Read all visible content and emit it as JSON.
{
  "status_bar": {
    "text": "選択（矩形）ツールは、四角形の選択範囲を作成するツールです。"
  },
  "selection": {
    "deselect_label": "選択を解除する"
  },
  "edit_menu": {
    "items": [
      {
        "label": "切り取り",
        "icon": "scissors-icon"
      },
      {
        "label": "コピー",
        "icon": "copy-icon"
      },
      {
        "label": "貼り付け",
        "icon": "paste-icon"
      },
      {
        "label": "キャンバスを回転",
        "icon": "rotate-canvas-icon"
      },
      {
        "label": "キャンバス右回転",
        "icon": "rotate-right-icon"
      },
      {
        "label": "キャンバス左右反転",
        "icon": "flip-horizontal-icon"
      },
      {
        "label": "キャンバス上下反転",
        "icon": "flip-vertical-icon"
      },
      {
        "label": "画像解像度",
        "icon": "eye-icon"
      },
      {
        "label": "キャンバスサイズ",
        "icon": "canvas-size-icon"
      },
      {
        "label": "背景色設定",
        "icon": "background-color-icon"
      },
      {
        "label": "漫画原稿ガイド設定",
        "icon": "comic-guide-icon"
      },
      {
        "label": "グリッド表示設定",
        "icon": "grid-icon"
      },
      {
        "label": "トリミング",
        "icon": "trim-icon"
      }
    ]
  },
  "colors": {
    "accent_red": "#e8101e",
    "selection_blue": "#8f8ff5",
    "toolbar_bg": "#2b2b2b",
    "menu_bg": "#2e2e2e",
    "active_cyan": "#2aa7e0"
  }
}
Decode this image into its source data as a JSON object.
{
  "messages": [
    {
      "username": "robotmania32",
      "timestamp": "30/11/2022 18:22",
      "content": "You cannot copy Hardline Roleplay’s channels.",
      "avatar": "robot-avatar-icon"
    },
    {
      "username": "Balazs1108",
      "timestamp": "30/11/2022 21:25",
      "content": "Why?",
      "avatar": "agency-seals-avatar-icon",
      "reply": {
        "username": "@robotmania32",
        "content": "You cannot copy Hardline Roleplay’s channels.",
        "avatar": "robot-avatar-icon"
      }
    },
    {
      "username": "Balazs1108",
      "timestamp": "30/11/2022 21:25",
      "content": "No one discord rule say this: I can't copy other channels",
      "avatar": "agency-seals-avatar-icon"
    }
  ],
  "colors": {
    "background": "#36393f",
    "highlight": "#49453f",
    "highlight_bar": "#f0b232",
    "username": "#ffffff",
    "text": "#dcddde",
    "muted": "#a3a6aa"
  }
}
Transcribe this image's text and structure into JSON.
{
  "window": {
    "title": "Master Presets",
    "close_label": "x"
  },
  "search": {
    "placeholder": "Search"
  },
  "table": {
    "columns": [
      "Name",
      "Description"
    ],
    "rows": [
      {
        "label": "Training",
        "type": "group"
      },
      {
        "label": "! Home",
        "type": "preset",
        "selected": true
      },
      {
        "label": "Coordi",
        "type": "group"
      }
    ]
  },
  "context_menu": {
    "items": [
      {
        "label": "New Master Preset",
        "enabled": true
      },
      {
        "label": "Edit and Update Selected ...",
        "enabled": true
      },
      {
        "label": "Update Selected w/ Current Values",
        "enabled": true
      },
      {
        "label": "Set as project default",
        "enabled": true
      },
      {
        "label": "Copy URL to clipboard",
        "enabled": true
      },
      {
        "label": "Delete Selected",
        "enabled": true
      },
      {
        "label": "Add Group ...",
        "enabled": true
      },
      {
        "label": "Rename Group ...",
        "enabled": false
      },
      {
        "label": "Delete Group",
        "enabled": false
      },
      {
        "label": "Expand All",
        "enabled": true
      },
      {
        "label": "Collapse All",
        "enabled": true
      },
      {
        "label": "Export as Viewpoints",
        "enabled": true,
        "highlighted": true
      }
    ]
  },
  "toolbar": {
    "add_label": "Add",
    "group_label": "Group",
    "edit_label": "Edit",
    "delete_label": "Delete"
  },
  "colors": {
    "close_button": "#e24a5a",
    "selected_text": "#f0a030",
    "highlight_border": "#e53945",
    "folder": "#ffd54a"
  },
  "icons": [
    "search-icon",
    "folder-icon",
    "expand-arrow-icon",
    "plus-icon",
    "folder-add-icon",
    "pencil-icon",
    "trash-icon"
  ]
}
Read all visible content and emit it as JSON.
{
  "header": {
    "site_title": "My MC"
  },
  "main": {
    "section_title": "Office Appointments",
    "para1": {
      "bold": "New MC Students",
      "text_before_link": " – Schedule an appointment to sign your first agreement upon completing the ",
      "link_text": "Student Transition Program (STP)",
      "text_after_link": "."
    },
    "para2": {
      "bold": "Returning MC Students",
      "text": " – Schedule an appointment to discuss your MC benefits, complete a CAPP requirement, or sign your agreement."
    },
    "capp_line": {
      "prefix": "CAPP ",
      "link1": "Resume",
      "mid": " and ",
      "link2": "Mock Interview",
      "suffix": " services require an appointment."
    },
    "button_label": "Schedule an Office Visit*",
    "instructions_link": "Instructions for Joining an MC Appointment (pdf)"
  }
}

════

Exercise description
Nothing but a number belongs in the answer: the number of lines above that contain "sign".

Exercise response
2